News story

DFID Research: Linking insects to forest conservation through honey and silk

A new case study highlights how communities in Mwingi, Kenya, are reducing ecosystem degradation and accelerating economic development

This was published under the 2010 to 2015 Conservative and Liberal Democrat coalition government

Picture: ICIPE
Picture: ICIPE

Improving forest resource management and conserving biodiversity requires a strategic mix of law enforcement and community participation. This case study illustrates how beekeeping and silk worm farming in Mwingi, eastern Kenya, have had positive impacts on agricultural productivity and conservation of the acacia forest.
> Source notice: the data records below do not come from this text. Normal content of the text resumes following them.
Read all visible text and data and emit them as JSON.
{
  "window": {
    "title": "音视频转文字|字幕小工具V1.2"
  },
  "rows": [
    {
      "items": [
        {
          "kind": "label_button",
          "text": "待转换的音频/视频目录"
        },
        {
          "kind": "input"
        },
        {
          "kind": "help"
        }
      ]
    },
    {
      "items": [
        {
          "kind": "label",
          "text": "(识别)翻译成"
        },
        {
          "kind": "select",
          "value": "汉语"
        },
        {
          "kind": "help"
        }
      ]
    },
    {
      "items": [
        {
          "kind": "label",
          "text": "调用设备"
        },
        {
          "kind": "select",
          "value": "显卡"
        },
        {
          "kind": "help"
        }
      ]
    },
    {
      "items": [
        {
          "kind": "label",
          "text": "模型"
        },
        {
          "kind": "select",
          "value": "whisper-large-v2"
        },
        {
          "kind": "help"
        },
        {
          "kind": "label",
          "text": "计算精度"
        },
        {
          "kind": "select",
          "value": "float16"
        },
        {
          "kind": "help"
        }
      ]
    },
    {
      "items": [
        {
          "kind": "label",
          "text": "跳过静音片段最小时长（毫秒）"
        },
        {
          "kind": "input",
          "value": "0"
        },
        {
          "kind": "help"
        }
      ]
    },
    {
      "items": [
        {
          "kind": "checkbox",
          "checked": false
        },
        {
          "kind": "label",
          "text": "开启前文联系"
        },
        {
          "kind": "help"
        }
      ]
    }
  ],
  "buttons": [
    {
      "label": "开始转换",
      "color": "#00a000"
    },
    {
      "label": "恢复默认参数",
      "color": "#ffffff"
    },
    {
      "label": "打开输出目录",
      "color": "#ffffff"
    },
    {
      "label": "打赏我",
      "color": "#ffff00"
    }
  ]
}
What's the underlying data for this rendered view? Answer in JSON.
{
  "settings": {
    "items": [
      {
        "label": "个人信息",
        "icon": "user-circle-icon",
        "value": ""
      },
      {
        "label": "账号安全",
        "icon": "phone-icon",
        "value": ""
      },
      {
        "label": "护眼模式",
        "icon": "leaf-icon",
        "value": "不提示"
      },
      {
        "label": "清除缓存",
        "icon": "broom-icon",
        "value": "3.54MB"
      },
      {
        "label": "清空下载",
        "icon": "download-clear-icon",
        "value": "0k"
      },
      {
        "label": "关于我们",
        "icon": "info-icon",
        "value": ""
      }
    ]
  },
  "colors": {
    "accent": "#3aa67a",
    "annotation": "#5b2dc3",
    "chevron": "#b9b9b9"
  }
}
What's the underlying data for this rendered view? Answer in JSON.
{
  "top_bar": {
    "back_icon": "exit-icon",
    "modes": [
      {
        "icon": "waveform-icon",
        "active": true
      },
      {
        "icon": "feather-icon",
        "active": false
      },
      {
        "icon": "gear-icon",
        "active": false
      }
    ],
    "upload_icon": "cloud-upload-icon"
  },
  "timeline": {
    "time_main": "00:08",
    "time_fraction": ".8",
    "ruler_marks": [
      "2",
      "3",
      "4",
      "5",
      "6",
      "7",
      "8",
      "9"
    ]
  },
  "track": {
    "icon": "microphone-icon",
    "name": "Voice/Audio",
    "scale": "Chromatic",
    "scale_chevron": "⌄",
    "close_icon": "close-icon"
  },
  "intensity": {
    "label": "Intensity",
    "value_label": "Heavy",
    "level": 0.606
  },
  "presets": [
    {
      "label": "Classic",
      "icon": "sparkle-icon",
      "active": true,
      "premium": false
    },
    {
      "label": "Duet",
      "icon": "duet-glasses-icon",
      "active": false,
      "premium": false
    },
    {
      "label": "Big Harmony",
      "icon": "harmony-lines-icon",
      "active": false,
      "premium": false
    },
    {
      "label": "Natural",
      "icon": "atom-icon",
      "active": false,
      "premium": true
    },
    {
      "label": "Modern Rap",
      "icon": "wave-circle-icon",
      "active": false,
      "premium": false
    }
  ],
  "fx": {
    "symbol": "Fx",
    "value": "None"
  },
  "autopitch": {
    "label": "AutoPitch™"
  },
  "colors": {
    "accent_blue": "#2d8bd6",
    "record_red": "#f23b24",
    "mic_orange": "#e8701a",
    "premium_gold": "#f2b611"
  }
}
The International Centre of Insect Physiology and Ecology (ICIPE) aims to alleviate poverty, ensure food security and improve the overall health status of peoples of the tropics by developing and extending management tools and strategies for harmful and useful insects, while preserving the natural resource base through research and capacity building.

Published 9 August 2013